“His lungs gave up and lost capacity. His body was not responding to treatment. He had that horrible thing that was eating his bone,” she says, explaining that Spaceman had contracted a terrible virus, a side effect of the double pneumonia. “[Doctors said] I had to take the kids in to see a grievance counselor. We took a photo of what we thought might be his last-ever photo,” she recalls. “I think he used that picture in the back of the book they released with [his 2008] Songs in A&E album.” In England, A&E stands for the Accident & Emergency department of a hospital.
After a month, weighing only 90 pounds, Spaceman had recovered enough to leave the hospital. He then got together with Mark Farrow to design the album artwork.
“We decided to make some of the [insert] artwork using the catheters from the hospital; the IV drone coming through an illness that nearly killed him. He liked the pun as well, obviously,” Farrow says, laughing. “And I don’t blame him. It’s a very good one. Rather than pills, he sat for weeks on end in bed with all these things hanging out of them. They’re beautiful things. People normally flinch away from them.”
“There’s been less volcanoes and helicopters since the trip to the emergency ward,” Spaceman says of the Songs in A&E era, but he did shoot one more stunt video after recovering—on a frozen lake in Iceland for “Soul on Fire,” visuals set in the otherworldly majesty of the Northern Lights. “The Northern Lights...they’re almost, like, there for you alone. Fireworks are, comparatively, a communal thing, and maybe an eclipse is like that as well, but Northern Lights are a singular thing, a kind of mushroom event. They’re lowering these strange curtains to you alone. It’s most extraordinary,” he explains. “That’s a musical thing as well. The music I really love is music that feels like it’s there for me. Like with pharmaceutical packaging, your name is on it, and it’s only for you. You shouldn’t really share.”
One of Spaceman’s closest friends and collaborators is musician and jazz aficionado John Coxon of the band Spring Heel Jack. Rough Trade’s Jeanette Lee, formerly of Public Image Limited and manager to Pulp’s Jarvis Cocker, introduced Coxon to Spaceman in the period between Spiritualized’s second album, 1995’s Pure Phase, and 1997’s Ladies and Gentlemen.
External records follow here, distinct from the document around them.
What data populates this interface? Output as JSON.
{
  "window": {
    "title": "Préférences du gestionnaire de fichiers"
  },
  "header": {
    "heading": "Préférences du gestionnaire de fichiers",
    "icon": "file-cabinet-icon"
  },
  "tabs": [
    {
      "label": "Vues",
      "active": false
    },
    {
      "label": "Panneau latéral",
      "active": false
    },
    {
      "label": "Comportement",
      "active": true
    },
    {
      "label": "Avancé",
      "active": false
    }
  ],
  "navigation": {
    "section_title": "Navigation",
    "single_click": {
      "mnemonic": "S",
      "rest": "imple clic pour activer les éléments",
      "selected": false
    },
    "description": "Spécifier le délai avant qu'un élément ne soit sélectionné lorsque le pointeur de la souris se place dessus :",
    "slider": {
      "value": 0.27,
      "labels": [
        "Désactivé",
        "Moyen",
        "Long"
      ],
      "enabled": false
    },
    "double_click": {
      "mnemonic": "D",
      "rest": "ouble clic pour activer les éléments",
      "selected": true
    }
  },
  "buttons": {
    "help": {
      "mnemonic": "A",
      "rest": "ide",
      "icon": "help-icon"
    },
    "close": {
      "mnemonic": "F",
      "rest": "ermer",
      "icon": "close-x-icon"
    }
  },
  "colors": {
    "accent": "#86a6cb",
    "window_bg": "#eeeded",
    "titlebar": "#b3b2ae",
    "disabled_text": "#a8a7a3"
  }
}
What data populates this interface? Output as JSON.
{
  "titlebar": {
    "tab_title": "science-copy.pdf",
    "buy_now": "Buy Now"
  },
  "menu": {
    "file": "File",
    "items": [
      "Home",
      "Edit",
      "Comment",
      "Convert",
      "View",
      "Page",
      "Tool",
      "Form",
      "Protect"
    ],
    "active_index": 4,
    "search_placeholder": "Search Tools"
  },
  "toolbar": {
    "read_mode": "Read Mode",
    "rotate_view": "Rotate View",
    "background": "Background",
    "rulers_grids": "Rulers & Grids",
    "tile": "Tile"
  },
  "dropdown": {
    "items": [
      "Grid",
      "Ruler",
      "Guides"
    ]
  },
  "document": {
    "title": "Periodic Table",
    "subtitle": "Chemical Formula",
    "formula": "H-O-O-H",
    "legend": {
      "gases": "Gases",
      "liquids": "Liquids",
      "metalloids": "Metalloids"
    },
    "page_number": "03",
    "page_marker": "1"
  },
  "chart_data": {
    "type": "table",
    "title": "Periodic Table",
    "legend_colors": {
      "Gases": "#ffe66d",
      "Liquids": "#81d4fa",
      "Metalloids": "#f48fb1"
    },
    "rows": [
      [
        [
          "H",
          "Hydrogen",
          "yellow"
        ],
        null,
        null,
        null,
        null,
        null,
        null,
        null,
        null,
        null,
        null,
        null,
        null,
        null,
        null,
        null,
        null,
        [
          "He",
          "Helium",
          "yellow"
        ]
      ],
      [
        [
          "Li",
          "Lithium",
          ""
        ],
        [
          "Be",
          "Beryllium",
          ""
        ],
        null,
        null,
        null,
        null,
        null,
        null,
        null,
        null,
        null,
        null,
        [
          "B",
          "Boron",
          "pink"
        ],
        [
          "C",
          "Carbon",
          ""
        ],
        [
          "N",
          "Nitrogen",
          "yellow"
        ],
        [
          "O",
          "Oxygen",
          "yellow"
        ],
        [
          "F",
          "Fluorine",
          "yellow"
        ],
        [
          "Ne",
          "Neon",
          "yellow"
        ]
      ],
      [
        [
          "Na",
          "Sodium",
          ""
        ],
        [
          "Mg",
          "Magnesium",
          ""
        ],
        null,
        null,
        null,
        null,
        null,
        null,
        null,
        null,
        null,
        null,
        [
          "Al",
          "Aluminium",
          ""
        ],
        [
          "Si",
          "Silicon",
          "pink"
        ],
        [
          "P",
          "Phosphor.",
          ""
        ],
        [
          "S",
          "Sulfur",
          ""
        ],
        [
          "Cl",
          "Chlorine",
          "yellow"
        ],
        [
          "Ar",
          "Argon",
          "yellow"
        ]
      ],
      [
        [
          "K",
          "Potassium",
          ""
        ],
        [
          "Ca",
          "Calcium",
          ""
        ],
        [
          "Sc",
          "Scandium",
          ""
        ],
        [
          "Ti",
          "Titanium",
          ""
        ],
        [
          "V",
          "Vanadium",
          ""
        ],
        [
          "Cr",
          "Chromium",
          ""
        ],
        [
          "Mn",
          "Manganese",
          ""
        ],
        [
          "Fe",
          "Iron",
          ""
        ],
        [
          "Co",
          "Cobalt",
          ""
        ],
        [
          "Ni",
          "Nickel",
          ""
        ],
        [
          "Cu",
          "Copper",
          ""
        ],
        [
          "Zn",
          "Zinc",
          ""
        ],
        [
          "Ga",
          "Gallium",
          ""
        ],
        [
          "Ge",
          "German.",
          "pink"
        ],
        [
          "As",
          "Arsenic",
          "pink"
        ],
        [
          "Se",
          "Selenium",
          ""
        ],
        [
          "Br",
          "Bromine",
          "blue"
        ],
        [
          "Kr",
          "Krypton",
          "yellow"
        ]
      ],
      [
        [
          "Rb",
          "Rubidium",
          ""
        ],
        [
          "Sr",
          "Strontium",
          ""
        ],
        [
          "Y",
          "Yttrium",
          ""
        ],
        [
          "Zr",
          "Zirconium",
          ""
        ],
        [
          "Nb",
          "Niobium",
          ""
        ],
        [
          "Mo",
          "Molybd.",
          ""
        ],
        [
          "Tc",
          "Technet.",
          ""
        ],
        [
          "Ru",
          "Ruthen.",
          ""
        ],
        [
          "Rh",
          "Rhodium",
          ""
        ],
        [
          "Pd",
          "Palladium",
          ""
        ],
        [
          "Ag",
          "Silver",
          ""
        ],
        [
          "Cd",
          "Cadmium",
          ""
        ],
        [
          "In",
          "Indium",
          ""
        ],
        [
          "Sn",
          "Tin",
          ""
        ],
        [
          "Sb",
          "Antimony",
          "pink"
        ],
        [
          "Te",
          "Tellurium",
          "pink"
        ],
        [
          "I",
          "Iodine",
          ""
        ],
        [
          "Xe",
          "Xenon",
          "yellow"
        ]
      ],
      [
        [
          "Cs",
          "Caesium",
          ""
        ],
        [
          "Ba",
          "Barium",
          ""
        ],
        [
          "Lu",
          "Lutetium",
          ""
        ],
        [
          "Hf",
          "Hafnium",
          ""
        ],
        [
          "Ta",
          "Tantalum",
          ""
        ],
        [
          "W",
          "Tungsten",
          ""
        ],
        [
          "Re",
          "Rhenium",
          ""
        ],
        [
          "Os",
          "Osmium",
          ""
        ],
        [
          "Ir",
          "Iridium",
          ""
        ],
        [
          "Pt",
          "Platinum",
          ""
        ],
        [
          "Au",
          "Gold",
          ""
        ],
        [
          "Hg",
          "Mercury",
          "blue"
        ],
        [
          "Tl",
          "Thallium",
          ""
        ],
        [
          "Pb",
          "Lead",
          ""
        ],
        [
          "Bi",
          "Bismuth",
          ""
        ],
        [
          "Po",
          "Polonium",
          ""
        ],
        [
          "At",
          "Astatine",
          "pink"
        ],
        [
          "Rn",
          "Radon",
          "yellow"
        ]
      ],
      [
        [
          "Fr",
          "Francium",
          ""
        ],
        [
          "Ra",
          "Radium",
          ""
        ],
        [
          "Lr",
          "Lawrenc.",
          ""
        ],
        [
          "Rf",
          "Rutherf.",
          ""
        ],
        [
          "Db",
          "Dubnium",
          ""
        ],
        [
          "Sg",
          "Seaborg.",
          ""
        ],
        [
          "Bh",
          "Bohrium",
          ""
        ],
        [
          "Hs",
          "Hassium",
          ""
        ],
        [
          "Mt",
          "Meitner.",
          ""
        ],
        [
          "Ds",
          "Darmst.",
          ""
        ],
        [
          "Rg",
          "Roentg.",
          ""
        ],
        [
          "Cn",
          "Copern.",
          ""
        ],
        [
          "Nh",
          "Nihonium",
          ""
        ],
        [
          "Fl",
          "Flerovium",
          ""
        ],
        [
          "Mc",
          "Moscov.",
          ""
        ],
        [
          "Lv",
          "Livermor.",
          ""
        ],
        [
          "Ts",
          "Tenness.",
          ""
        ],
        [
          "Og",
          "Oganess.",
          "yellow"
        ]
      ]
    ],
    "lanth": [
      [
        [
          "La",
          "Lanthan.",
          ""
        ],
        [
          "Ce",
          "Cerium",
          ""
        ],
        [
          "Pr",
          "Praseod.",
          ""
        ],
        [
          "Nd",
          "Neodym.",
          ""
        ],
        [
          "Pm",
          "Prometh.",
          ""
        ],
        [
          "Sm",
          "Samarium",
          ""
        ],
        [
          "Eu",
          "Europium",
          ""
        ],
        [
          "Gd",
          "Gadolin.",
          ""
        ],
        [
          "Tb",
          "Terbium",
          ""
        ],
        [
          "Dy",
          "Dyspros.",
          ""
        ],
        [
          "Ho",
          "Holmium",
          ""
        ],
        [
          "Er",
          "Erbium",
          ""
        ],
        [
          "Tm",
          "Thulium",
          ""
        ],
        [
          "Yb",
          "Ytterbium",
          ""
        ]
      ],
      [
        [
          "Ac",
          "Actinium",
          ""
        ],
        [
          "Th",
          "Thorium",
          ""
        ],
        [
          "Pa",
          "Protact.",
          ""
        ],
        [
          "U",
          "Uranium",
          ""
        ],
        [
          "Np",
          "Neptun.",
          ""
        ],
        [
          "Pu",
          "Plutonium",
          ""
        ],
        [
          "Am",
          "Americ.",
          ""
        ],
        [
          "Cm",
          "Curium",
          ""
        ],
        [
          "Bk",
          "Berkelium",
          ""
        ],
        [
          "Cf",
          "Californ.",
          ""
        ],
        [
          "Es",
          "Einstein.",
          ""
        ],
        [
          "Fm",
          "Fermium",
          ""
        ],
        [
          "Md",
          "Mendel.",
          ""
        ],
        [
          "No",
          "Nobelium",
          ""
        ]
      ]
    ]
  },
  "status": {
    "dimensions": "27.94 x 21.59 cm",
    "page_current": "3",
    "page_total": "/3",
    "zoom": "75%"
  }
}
“What is Spiritualized about and what is it doing? Well, that’s the big fucking mystery. What are you doing?” Coxon asks over the phone from Atlantis Records, his store in Hackney. “The Spaceman persona is a little bit like Sun Ra. Sonny Blount used that persona as an allegorical expression of his outsider feelings, but Jason uses the Spaceman as a mask that empowers expression of tenderness, love, and ecstasy. It allows him to express deeply personal things that touch a lot of people. Jason is an incredibly sensitive person, but he’s able to elevate these private feelings, artistically, in a generally empathetic way.... He’s saying, ‘Help me, Lord, help me, Jesus,’ whatever.”
On the West Coast tour, from the L.A Fonda Theater to an old cinema in Santa Cruz to Coachella with a tentful of teenagers rolling on Molly, Spaceman sat still as ever, tapping his foot, bathed in the lights, mute between songs.
“He’s always been somebody who’s been very, very, very concerned about how his live show is going to be enjoyed,” Larthe says. “He doesn’t talk on stage, not because he’s haughty but because he’s shy. I suppose he must do this because otherwise he’s got no way of expressing how he feels in his own skin, and sometimes he’s not very happy in it.”
That’s something everyone can relate to. “He can’t let go of these feelings and thoughts, even though what he thinks about is so deeply emotional and personal,” she continues. “You know, it’s like in male suicide, for instance. It’s something like 10 to 1 [when compared with] women. You think, if he hadn’t found this, what would have happened to him? They say religion is for people who believe in hell and spirituality, or Spiritualized, in this case, is for people who’ve been there.”